- Featured Stories
- Douglas County
- City of Ava
- General Interest
The $494 Billion Tax Hike
The American economy is on the edge of a precipice that few Americans will realize until we are even closer to the cliff. Some 200 federal tax provisions are set to expire at the end of this year, which would directly lead to a $494 billion tax increase in 2013.
Our entire economy measures only 25 times larger than the tax increase that is rapidly coming our direction. The increases would fall at the feet of families trying to make ends meet, of businesses large and small, of employers holding on to their workforce, and of the Americans who invest in our country, our economy, our agricultural operations and our dreams through bonds, pensions, family businesses and entrepreneurship. Every taxpaying American would owe more.
The economic devastation would be massive as a half a trillion dollars are effectively sucked out of our national economy. The landscape of tax changes would chase investment overseas, force layoffs and discourage Americans from taking the risks which have always made our economy, and our country, formidable.
Worse, the influx of tax revenue to the federal treasury would not even go, as it should, to reduce our massive federal debt. Instead, the current Administration would justify the windfall as an excuse to further increase the size and cost of government.
When we talk about taxes, the basic principle should be one of competitiveness. How do we create a tax code through which U.S. businesses can stand up to overseas competitors? How do we reward hard work with fairness? How do we use the tax code to control the growth and the reach of the federal bureaucracy? How do we encourage investment in America? And, most important, how do we give American families as much control over their own lives and budgets as possible?
These pressing questions are coming to a head in the next several months. If the entire slate of these tax relief provisions is allowed to expire, our nation will immediately bear an enormous cost. It is a national priority both sides of the argument should be able to agree upon: we can have serious disagreement about where tax policy should go from here, but we must not allow it to slide backwards.
When the answers to important tax questions are not resolved in a timely way, the resulting uncertainty for employers and families can effectively paralyze them. Unable to judge how much income they will be able to keep in the coming year, they become unable to spend money on the priorities they need. And without that spending, a vicious cycle of decreasing economic activity begins.

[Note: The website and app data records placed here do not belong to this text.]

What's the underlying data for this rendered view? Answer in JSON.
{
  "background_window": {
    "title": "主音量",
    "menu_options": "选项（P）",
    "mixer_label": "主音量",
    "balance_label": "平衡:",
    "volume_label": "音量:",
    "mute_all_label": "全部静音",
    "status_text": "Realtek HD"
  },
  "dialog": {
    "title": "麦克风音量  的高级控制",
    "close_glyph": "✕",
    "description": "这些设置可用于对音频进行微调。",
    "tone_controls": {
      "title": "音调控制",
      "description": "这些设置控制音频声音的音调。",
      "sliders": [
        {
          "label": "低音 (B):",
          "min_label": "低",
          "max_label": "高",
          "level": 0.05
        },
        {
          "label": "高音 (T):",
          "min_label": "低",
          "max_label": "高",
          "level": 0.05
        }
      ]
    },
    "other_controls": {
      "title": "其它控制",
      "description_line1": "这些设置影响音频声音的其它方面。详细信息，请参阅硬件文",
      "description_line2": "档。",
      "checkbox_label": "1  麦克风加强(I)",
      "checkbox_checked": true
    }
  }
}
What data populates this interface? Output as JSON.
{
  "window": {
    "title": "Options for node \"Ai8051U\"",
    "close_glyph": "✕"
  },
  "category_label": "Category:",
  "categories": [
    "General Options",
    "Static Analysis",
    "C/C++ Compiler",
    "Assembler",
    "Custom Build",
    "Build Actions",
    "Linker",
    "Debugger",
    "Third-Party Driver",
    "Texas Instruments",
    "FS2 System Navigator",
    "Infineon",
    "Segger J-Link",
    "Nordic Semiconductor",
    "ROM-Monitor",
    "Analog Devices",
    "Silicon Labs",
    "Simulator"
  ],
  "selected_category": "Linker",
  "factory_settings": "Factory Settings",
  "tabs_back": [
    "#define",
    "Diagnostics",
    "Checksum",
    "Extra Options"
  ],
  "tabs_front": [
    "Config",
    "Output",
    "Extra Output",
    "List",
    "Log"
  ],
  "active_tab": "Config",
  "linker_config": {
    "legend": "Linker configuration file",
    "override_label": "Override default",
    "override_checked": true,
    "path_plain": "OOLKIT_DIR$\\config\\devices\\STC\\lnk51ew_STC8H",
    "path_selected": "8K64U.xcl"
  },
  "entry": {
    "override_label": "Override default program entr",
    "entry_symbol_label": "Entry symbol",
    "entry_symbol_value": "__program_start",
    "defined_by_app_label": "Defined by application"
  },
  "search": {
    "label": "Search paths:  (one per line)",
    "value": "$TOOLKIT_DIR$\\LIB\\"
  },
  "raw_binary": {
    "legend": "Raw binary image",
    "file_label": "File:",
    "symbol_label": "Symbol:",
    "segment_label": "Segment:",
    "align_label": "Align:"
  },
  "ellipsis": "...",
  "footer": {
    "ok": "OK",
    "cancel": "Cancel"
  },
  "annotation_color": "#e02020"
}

Tax relief is too vital to our economy and our families to fall victim to politically-motivated inaction.
I will be pressing the case for tax relief in Congress, as well as pointing out that the certainty of tax policy is just as important as the content of the law which ultimately passes. This is the job Congress and the President have been asked to do, and while some of us see the danger ahead still others are rowing toward the falls.
When it comes to the $494 billion tax increase on the horizon, we Americans are all in the same boat.